These sticks are made with natural wood fibers, but won’t splinter as a real stick will. Although this stick isn’t designed specifically for dental health, I’ve found the chewing action and rough texture help keep the teeth clean.
3. Visit Your Veterinarian
If you read any of the signs of kidney or liver disease and thought they might apply to your dog, call your veterinarian immediately!
There are no at-home treatments for these illnesses and they often cause much pain and discomfort, so it’s important to get medical help right away.
4. Address the Causes of Anxiety

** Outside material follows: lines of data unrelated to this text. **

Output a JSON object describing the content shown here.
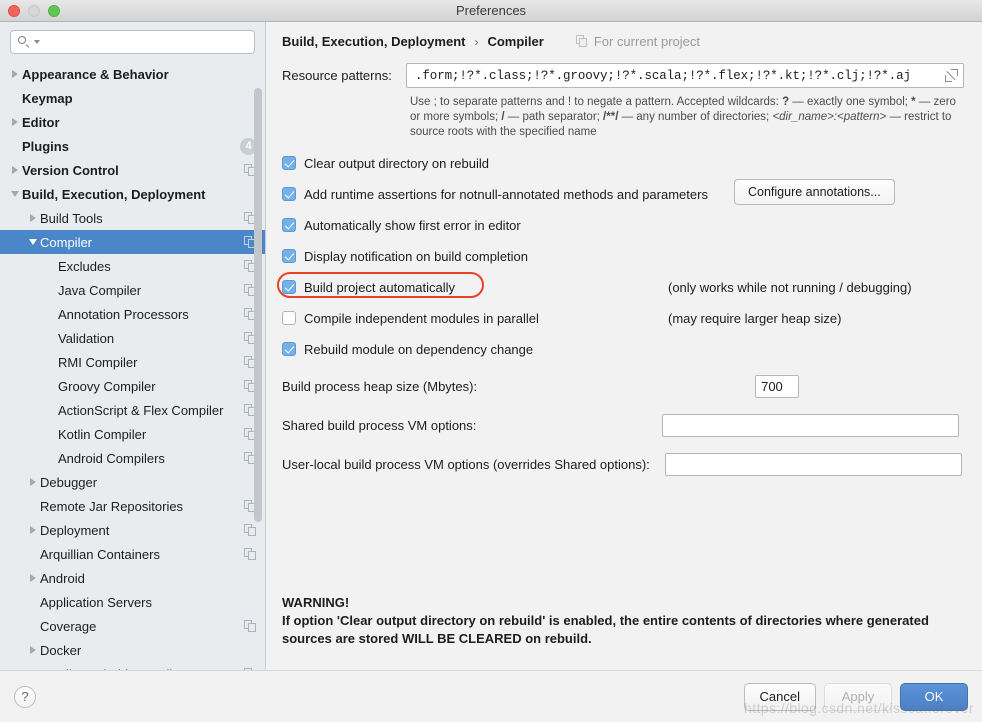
{
  "window": {
    "title": "Preferences",
    "traffic_lights": [
      "close",
      "minimize",
      "zoom"
    ]
  },
  "sidebar": {
    "search": {
      "value": "",
      "placeholder": ""
    },
    "items": [
      {
        "label": "Appearance & Behavior",
        "level": 0,
        "expandable": true,
        "expanded": false,
        "selected": false,
        "copy_icon": false,
        "badge": ""
      },
      {
        "label": "Keymap",
        "level": 0,
        "expandable": false,
        "expanded": false,
        "selected": false,
        "copy_icon": false,
        "badge": ""
      },
      {
        "label": "Editor",
        "level": 0,
        "expandable": true,
        "expanded": false,
        "selected": false,
        "copy_icon": false,
        "badge": ""
      },
      {
        "label": "Plugins",
        "level": 0,
        "expandable": false,
        "expanded": false,
        "selected": false,
        "copy_icon": false,
        "badge": "4"
      },
      {
        "label": "Version Control",
        "level": 0,
        "expandable": true,
        "expanded": false,
        "selected": false,
        "copy_icon": true,
        "badge": ""
      },
      {
        "label": "Build, Execution, Deployment",
        "level": 0,
        "expandable": true,
        "expanded": true,
        "selected": false,
        "copy_icon": false,
        "badge": ""
      },
      {
        "label": "Build Tools",
        "level": 1,
        "expandable": true,
        "expanded": false,
        "selected": false,
        "copy_icon": true,
        "badge": ""
      },
      {
        "label": "Compiler",
        "level": 1,
        "expandable": true,
        "expanded": true,
        "selected": true,
        "copy_icon": true,
        "badge": ""
      },
      {
        "label": "Excludes",
        "level": 2,
        "expandable": false,
        "expanded": false,
        "selected": false,
        "copy_icon": true,
        "badge": ""
      },
      {
        "label": "Java Compiler",
        "level": 2,
        "expandable": false,
        "expanded": false,
        "selected": false,
        "copy_icon": true,
        "badge": ""
      },
      {
        "label": "Annotation Processors",
        "level": 2,
        "expandable": false,
        "expanded": false,
        "selected": false,
        "copy_icon": true,
        "badge": ""
      },
      {
        "label": "Validation",
        "level": 2,
        "expandable": false,
        "expanded": false,
        "selected": false,
        "copy_icon": true,
        "badge": ""
      },
      {
        "label": "RMI Compiler",
        "level": 2,
        "expandable": false,
        "expanded": false,
        "selected": false,
        "copy_icon": true,
        "badge": ""
      },
      {
        "label": "Groovy Compiler",
        "level": 2,
        "expandable": false,
        "expanded": false,
        "selected": false,
        "copy_icon": true,
        "badge": ""
      },
      {
        "label": "ActionScript & Flex Compiler",
        "level": 2,
        "expandable": false,
        "expanded": false,
        "selected": false,
        "copy_icon": true,
        "badge": ""
      },
      {
        "label": "Kotlin Compiler",
        "level": 2,
        "expandable": false,
        "expanded": false,
        "selected": false,
        "copy_icon": true,
        "badge": ""
      },
      {
        "label": "Android Compilers",
        "level": 2,
        "expandable": false,
        "expanded": false,
        "selected": false,
        "copy_icon": true,
        "badge": ""
      },
      {
        "label": "Debugger",
        "level": 1,
        "expandable": true,
        "expanded": false,
        "selected": false,
        "copy_icon": false,
        "badge": ""
      },
      {
        "label": "Remote Jar Repositories",
        "level": 1,
        "expandable": false,
        "expanded": false,
        "selected": false,
        "copy_icon": true,
        "badge": ""
      },
      {
        "label": "Deployment",
        "level": 1,
        "expandable": true,
        "expanded": false,
        "selected": false,
        "copy_icon": true,
        "badge": ""
      },
      {
        "label": "Arquillian Containers",
        "level": 1,
        "expandable": false,
        "expanded": false,
        "selected": false,
        "copy_icon": true,
        "badge": ""
      },
      {
        "label": "Android",
        "level": 1,
        "expandable": true,
        "expanded": false,
        "selected": false,
        "copy_icon": false,
        "badge": ""
      },
      {
        "label": "Application Servers",
        "level": 1,
        "expandable": false,
        "expanded": false,
        "selected": false,
        "copy_icon": false,
        "badge": ""
      },
      {
        "label": "Coverage",
        "level": 1,
        "expandable": false,
        "expanded": false,
        "selected": false,
        "copy_icon": true,
        "badge": ""
      },
      {
        "label": "Docker",
        "level": 1,
        "expandable": true,
        "expanded": false,
        "selected": false,
        "copy_icon": false,
        "badge": ""
      },
      {
        "label": "Gradle-Android Compiler",
        "level": 1,
        "expandable": false,
        "expanded": false,
        "selected": false,
        "copy_icon": true,
        "badge": ""
      }
    ]
  },
  "breadcrumb": {
    "parent": "Build, Execution, Deployment",
    "separator": "›",
    "current": "Compiler",
    "scope": "For current project"
  },
  "resource_patterns": {
    "label": "Resource patterns:",
    "value": ".form;!?*.class;!?*.groovy;!?*.scala;!?*.flex;!?*.kt;!?*.clj;!?*.aj",
    "placeholder": "",
    "hint_line1_a": "Use ; to separate patterns and ! to negate a pattern. Accepted wildcards: ",
    "hint_bold1": "?",
    "hint_line1_b": " — exactly one symbol; ",
    "hint_bold2": "*",
    "hint_line1_c": " — zero or more symbols; ",
    "hint_bold3": "/",
    "hint_line1_d": " — path separator; ",
    "hint_bold4": "/**/",
    "hint_line1_e": " — any number of directories; ",
    "hint_italic": "<dir_name>:<pattern>",
    "hint_line1_f": " — restrict to source roots with the specified name"
  },
  "checkboxes": [
    {
      "label": "Clear output directory on rebuild",
      "checked": true,
      "note": "",
      "annotated": false
    },
    {
      "label": "Add runtime assertions for notnull-annotated methods and parameters",
      "checked": true,
      "note": "",
      "annotated": false,
      "button": "Configure annotations..."
    },
    {
      "label": "Automatically show first error in editor",
      "checked": true,
      "note": "",
      "annotated": false
    },
    {
      "label": "Display notification on build completion",
      "checked": true,
      "note": "",
      "annotated": false
    },
    {
      "label": "Build project automatically",
      "checked": true,
      "note": "(only works while not running / debugging)",
      "annotated": true
    },
    {
      "label": "Compile independent modules in parallel",
      "checked": false,
      "note": "(may require larger heap size)",
      "annotated": false
    },
    {
      "label": "Rebuild module on dependency change",
      "checked": true,
      "note": "",
      "annotated": false
    }
  ],
  "fields": {
    "heap": {
      "label": "Build process heap size (Mbytes):",
      "value": "700",
      "placeholder": ""
    },
    "shared_vm": {
      "label": "Shared build process VM options:",
      "value": "",
      "placeholder": ""
    },
    "user_vm": {
      "label": "User-local build process VM options (overrides Shared options):",
      "value": "",
      "placeholder": ""
    }
  },
  "warning": {
    "title": "WARNING!",
    "line1": "If option 'Clear output directory on rebuild' is enabled, the entire contents of directories where generated",
    "line2": "sources are stored WILL BE CLEARED on rebuild."
  },
  "footer": {
    "help": "?",
    "cancel": "Cancel",
    "apply": "Apply",
    "ok": "OK"
  },
  "watermark": "https://blog.csdn.net/kisscatforever",
  "colors": {
    "selection": "#4a86c8",
    "primary_button": "#4a80c8",
    "annotation": "#e8422a",
    "checkbox_on": "#76b0e8"
  }
}
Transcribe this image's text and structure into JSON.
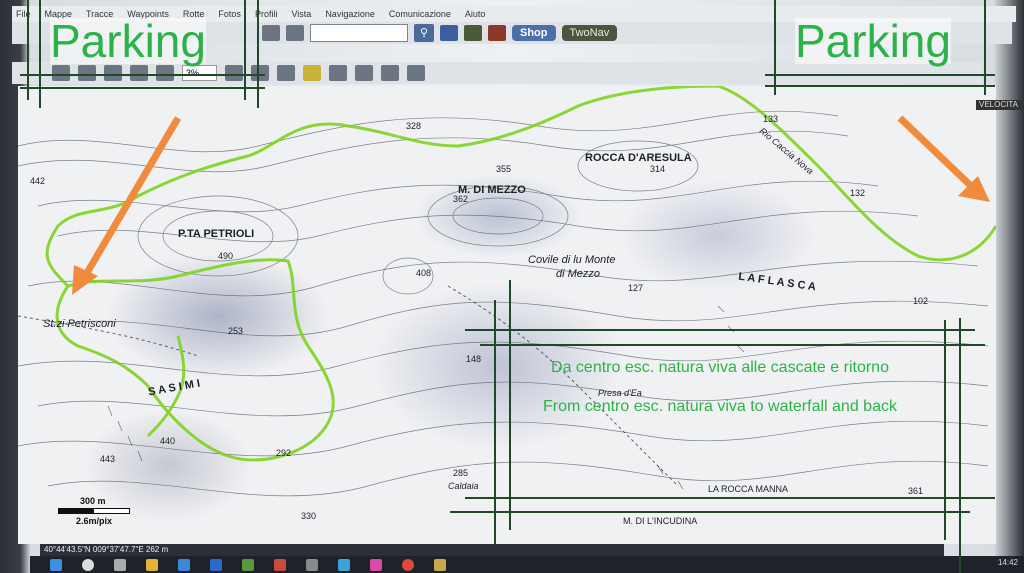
{
  "menubar": {
    "items": [
      "File",
      "Mappe",
      "Tracce",
      "Waypoints",
      "Rotte",
      "Fotos",
      "Profili",
      "Vista",
      "Navigazione",
      "Comunicazione",
      "Aiuto"
    ]
  },
  "toolbar": {
    "shop_label": "Shop",
    "twonav_label": "TwoNav",
    "zoom_value": "3%"
  },
  "overlay": {
    "parking_left": "Parking",
    "parking_right": "Parking",
    "caption_it": "Da centro esc. natura viva alle cascate e ritorno",
    "caption_en": "From centro esc. natura viva to waterfall and back",
    "arrow_color": "#f08a3c",
    "text_color": "#2db24a",
    "frame_color": "#1f4a2a"
  },
  "map": {
    "labels": {
      "rocca": "ROCCA D'ARESULA",
      "mdimezzo": "M. DI MEZZO",
      "petrioli": "P.TA PETRIOLI",
      "petrisconi": "St.zi Petrisconi",
      "covile": "Covile di lu Monte",
      "dimezzo": "di Mezzo",
      "flasca": "L A   F L A S C A",
      "rocca_manna": "LA ROCCA MANNA",
      "incudina": "M. DI L'INCUDINA",
      "fosso": "Rio Caccia Nova",
      "sasimi": "S A S I M I",
      "caldaia": "Caldaia",
      "presa": "Presa d'Ea",
      "elev_442": "442",
      "elev_355": "355",
      "elev_362": "362",
      "elev_314": "314",
      "elev_328": "328",
      "elev_408": "408",
      "elev_490": "490",
      "elev_253": "253",
      "elev_127": "127",
      "elev_133": "133",
      "elev_132": "132",
      "elev_102": "102",
      "elev_148": "148",
      "elev_285": "285",
      "elev_292": "292",
      "elev_330": "330",
      "elev_361": "361",
      "elev_440": "440",
      "elev_443": "443"
    },
    "scale_distance": "300 m",
    "scale_resolution": "2.6m/pix",
    "velocity_label": "VELOCITA"
  },
  "statusbar": {
    "coords": "40°44'43.5\"N 009°37'47.7\"E  262 m"
  },
  "taskbar": {
    "clock": "14:42"
  }
}
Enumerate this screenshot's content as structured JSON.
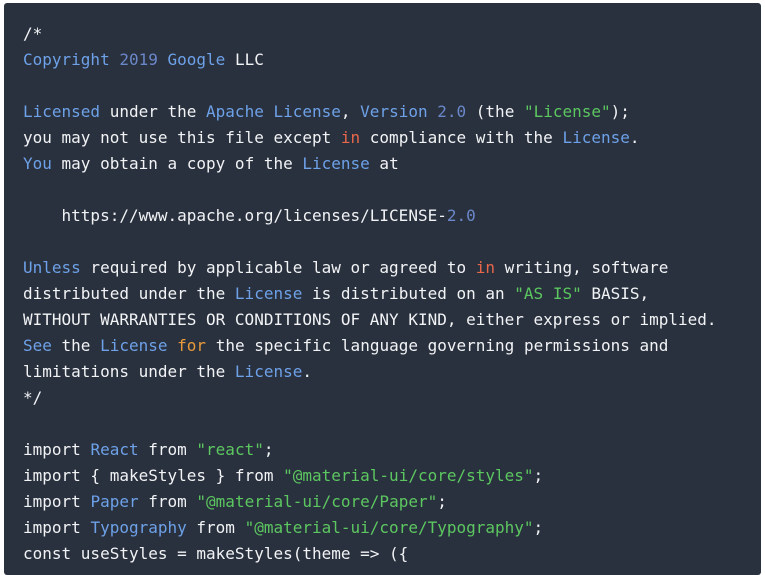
{
  "colors": {
    "background": "#2a313e",
    "plain": "#f1f3f5",
    "identifier": "#6da1e8",
    "number": "#6a87c9",
    "string": "#5cc760",
    "keyword_in": "#e8674a",
    "keyword_for": "#e89a3a"
  },
  "code": {
    "lines": [
      [
        {
          "t": "/*",
          "c": "plain"
        }
      ],
      [
        {
          "t": "Copyright",
          "c": "kw"
        },
        {
          "t": " ",
          "c": "plain"
        },
        {
          "t": "2019",
          "c": "num"
        },
        {
          "t": " ",
          "c": "plain"
        },
        {
          "t": "Google",
          "c": "kw"
        },
        {
          "t": " LLC",
          "c": "plain"
        }
      ],
      [],
      [
        {
          "t": "Licensed",
          "c": "kw"
        },
        {
          "t": " under the ",
          "c": "plain"
        },
        {
          "t": "Apache",
          "c": "kw"
        },
        {
          "t": " ",
          "c": "plain"
        },
        {
          "t": "License",
          "c": "kw"
        },
        {
          "t": ", ",
          "c": "plain"
        },
        {
          "t": "Version",
          "c": "kw"
        },
        {
          "t": " ",
          "c": "plain"
        },
        {
          "t": "2.0",
          "c": "num"
        },
        {
          "t": " (the ",
          "c": "plain"
        },
        {
          "t": "\"License\"",
          "c": "str"
        },
        {
          "t": ");",
          "c": "plain"
        }
      ],
      [
        {
          "t": "you may not use this file except ",
          "c": "plain"
        },
        {
          "t": "in",
          "c": "red"
        },
        {
          "t": " compliance with the ",
          "c": "plain"
        },
        {
          "t": "License",
          "c": "kw"
        },
        {
          "t": ".",
          "c": "plain"
        }
      ],
      [
        {
          "t": "You",
          "c": "kw"
        },
        {
          "t": " may obtain a copy of the ",
          "c": "plain"
        },
        {
          "t": "License",
          "c": "kw"
        },
        {
          "t": " at",
          "c": "plain"
        }
      ],
      [],
      [
        {
          "t": "    https://www.apache.org/licenses/LICENSE-",
          "c": "plain"
        },
        {
          "t": "2.0",
          "c": "num"
        }
      ],
      [],
      [
        {
          "t": "Unless",
          "c": "kw"
        },
        {
          "t": " required by applicable law or agreed to ",
          "c": "plain"
        },
        {
          "t": "in",
          "c": "red"
        },
        {
          "t": " writing, software",
          "c": "plain"
        }
      ],
      [
        {
          "t": "distributed under the ",
          "c": "plain"
        },
        {
          "t": "License",
          "c": "kw"
        },
        {
          "t": " is distributed on an ",
          "c": "plain"
        },
        {
          "t": "\"AS IS\"",
          "c": "str"
        },
        {
          "t": " BASIS,",
          "c": "plain"
        }
      ],
      [
        {
          "t": "WITHOUT WARRANTIES OR CONDITIONS OF ANY KIND, either express or implied.",
          "c": "plain"
        }
      ],
      [
        {
          "t": "See",
          "c": "kw"
        },
        {
          "t": " the ",
          "c": "plain"
        },
        {
          "t": "License",
          "c": "kw"
        },
        {
          "t": " ",
          "c": "plain"
        },
        {
          "t": "for",
          "c": "orange"
        },
        {
          "t": " the specific language governing permissions and",
          "c": "plain"
        }
      ],
      [
        {
          "t": "limitations under the ",
          "c": "plain"
        },
        {
          "t": "License",
          "c": "kw"
        },
        {
          "t": ".",
          "c": "plain"
        }
      ],
      [
        {
          "t": "*/",
          "c": "plain"
        }
      ],
      [],
      [
        {
          "t": "import ",
          "c": "plain"
        },
        {
          "t": "React",
          "c": "kw"
        },
        {
          "t": " from ",
          "c": "plain"
        },
        {
          "t": "\"react\"",
          "c": "str"
        },
        {
          "t": ";",
          "c": "plain"
        }
      ],
      [
        {
          "t": "import { makeStyles } from ",
          "c": "plain"
        },
        {
          "t": "\"@material-ui/core/styles\"",
          "c": "str"
        },
        {
          "t": ";",
          "c": "plain"
        }
      ],
      [
        {
          "t": "import ",
          "c": "plain"
        },
        {
          "t": "Paper",
          "c": "kw"
        },
        {
          "t": " from ",
          "c": "plain"
        },
        {
          "t": "\"@material-ui/core/Paper\"",
          "c": "str"
        },
        {
          "t": ";",
          "c": "plain"
        }
      ],
      [
        {
          "t": "import ",
          "c": "plain"
        },
        {
          "t": "Typography",
          "c": "kw"
        },
        {
          "t": " from ",
          "c": "plain"
        },
        {
          "t": "\"@material-ui/core/Typography\"",
          "c": "str"
        },
        {
          "t": ";",
          "c": "plain"
        }
      ],
      [
        {
          "t": "const useStyles = makeStyles(theme => ({",
          "c": "plain"
        }
      ]
    ]
  }
}
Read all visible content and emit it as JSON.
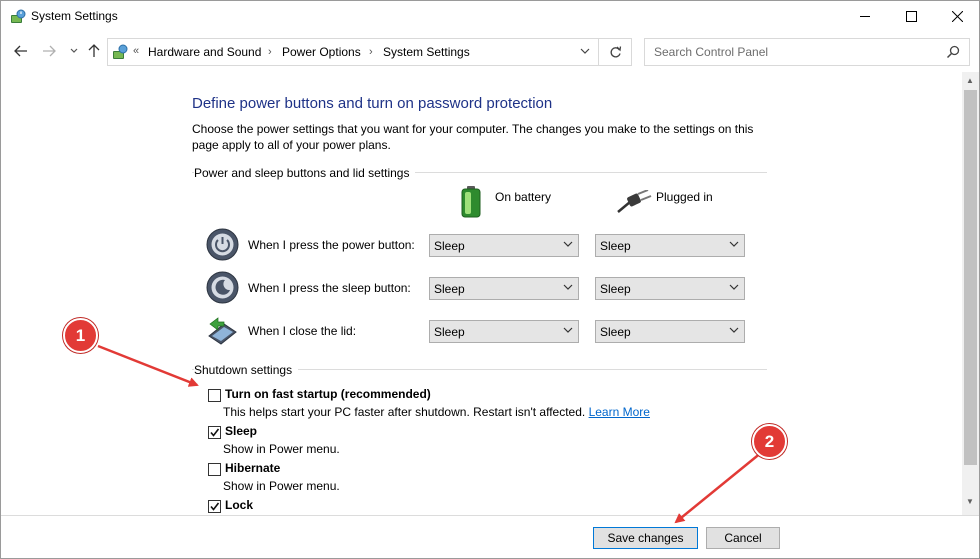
{
  "window": {
    "title": "System Settings",
    "title_icon": "power-options-icon"
  },
  "address_bar": {
    "overflow": "«",
    "crumbs": [
      "Hardware and Sound",
      "Power Options",
      "System Settings"
    ],
    "search_placeholder": "Search Control Panel"
  },
  "page": {
    "heading": "Define power buttons and turn on password protection",
    "description": "Choose the power settings that you want for your computer. The changes you make to the settings on this page apply to all of your power plans."
  },
  "buttons_section": {
    "group_label": "Power and sleep buttons and lid settings",
    "columns": [
      {
        "label": "On battery",
        "icon": "battery-icon"
      },
      {
        "label": "Plugged in",
        "icon": "power-plug-icon"
      }
    ],
    "rows": [
      {
        "label": "When I press the power button:",
        "icon": "power-button-icon",
        "on_battery": "Sleep",
        "plugged_in": "Sleep"
      },
      {
        "label": "When I press the sleep button:",
        "icon": "sleep-button-icon",
        "on_battery": "Sleep",
        "plugged_in": "Sleep"
      },
      {
        "label": "When I close the lid:",
        "icon": "laptop-lid-icon",
        "on_battery": "Sleep",
        "plugged_in": "Sleep"
      }
    ]
  },
  "shutdown_section": {
    "group_label": "Shutdown settings",
    "items": [
      {
        "label": "Turn on fast startup (recommended)",
        "checked": false,
        "sub": "This helps start your PC faster after shutdown. Restart isn't affected.",
        "link": "Learn More"
      },
      {
        "label": "Sleep",
        "checked": true,
        "sub": "Show in Power menu."
      },
      {
        "label": "Hibernate",
        "checked": false,
        "sub": "Show in Power menu."
      },
      {
        "label": "Lock",
        "checked": true
      }
    ]
  },
  "footer": {
    "save_label": "Save changes",
    "cancel_label": "Cancel"
  },
  "annotations": {
    "badge_1": "1",
    "badge_2": "2",
    "color": "#e23a36"
  }
}
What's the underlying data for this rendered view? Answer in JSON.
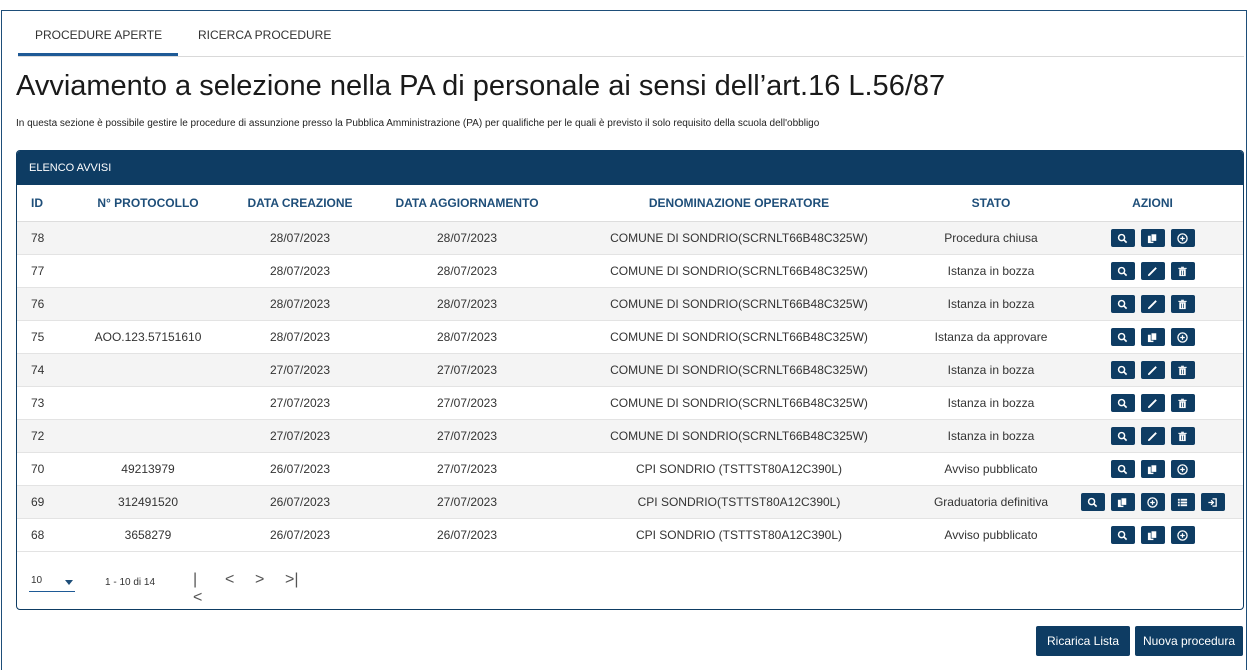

If your dog’s bad breath is rooted in anxiety, it’s important to address the cause. There are many types of anxiety, and I’ve tackled almost all of them here on the Pet Living blog, as I’ve had two dogs with severe anxiety.
Common types of anxiety include:
- Separation anxiety
- Noise anxiety/phobia, including from everyday noises and noise events, like thunder or fireworks
- Anxiety from poor gut health
- Travel anxiety
- Vet visit anxiety
- Social anxiety
- Nighttime anxiety
You can also visit my Pet Anxiety Awareness resource page for more information.
5. Get Your Dog the Right Nutrients
This is perhaps one of the most important things you can do, not only for your dog’s bad breath but for his overall well-being. Our dogs are only as healthy as their diet and digestion allow.
I can’t tell you what food to get for your dog, but I will say, your veterinarian is your best friend on this topic. He or she will be able to point you in the right direction.
Ultimately, you may need to try several different brands or flavors until you find one that’s not only right for your dog’s health but that he’ll actually enjoy.
That said, if your dog isn’t absorbing all the nutrients from his food to begin with, it won’t make a whole lot of difference in his health. I always recommend dog parents give their dogs the life stage supplement, ALL-IN™ from Vetericyn Animal Wellness. I’ve been partnering with them for years to help educate pet parents on how important supplementation is for their dogs.
ALL-IN comes in three different formulas: puppy, senior, and adult. Each is designed to maximize nutrients for that particular life stage.
For example, the senior formula includes ingredients that aid in cognition, while the puppy formula is designed for optimal growth. Each formula contains vitamins, minerals, omegas, and prebiotics that are clinically proven to be absorbed by your dog. ALL-IN also helps your dog absorb more nutrients from his food.
Learn more about ALL-IN here and then get 20% off with the coupon code PETLIVING.
You Can Solve Your Dog’s Bad Breath!
Whatever the cause of your dog’s bad breath, it’s almost always solvable!
As guardians of our pets’ well-being and happiness, it’s important to address any issue that may make them feel less than amazing, including bad breath!
Chew on this: I may receive a small commission for affiliate links, but all products I “dig up” are ones I paw–thentically love!